Ka_Na_Pi_Ma, An Ottawa Chief. Thomas L. MCKENNEY, James HALL.

Ka_Na_Pi_Ma, An Ottawa Chief.

Philadelphia: Daniel Rice & James G. Clark, 1842.

Portrait. Lithograph with original hand coloring. Page measures 20" x 14".

Beautiful portrait from the folio edition of McKenney and Hall's "History of the Indian Tribes of North America". As Superintendent of the Indian Trade Bureau, Thomas McKenney wanted to document the rapidly disappearing culture of the American natives. He activated the project, sponsored by the War Department, by commissioning writer James Hall and Charles Bird King, a renowned American portraitist. King painted the prominent Indians while they visited Washington D.C. as treaty delegates. Most of the original oil paintings were destroyed by fire in the Smithsonian Museum in 1865. These lithographs, published 1842-58, are all that remain and are still hailed as one of the best visual records of influential Native Americans of the nineteenth century. As a boy, Ka-na-pi-ma was educated in Catholic schools both in America and Italy, but returned to his home and became chief of his nation. He signed the treaty between the Ottawa and the United States giving up vast amounts of land. A few small tears around edges and one larger repaired tear at top of page. Slight tape residue along top and bottom edges. One of many Native American portraits in our collection.

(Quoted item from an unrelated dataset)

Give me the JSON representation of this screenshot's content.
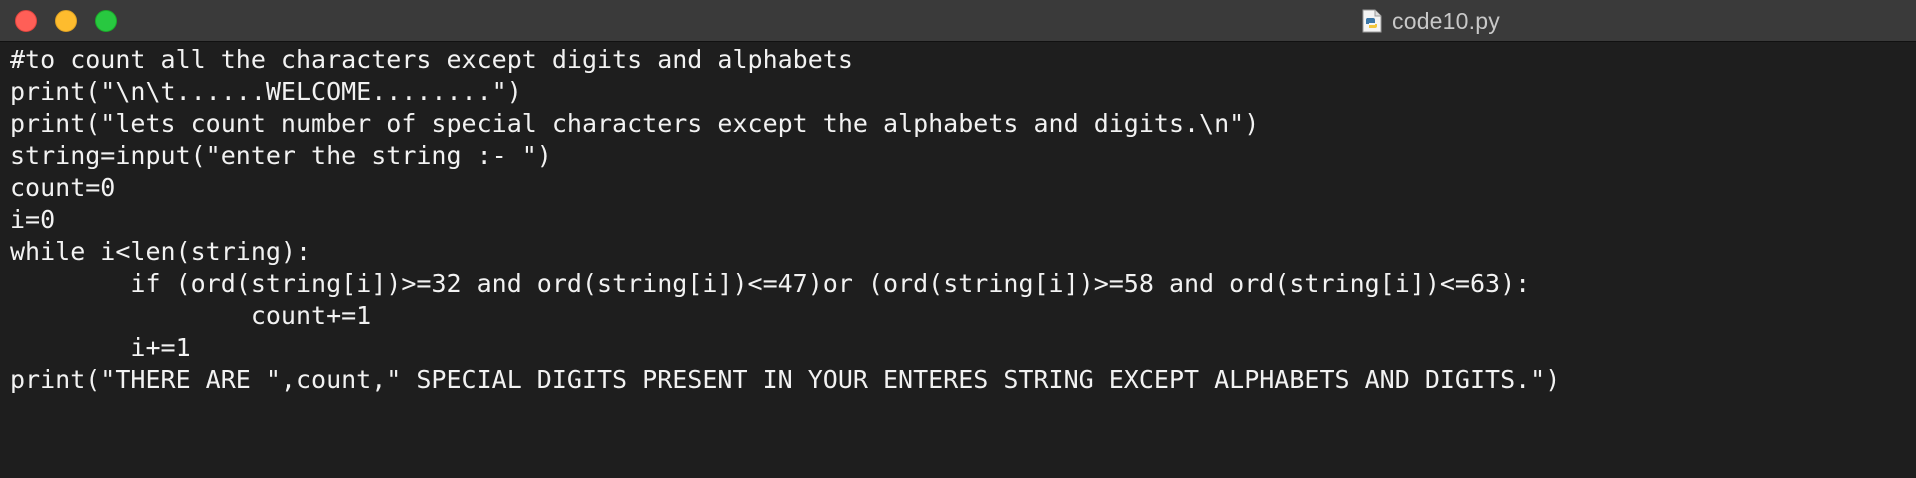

Illustrator: J.T. Bowen
Binding: Unbound
Condition: Very Good
Language: English

Price: $550.00

Item #213781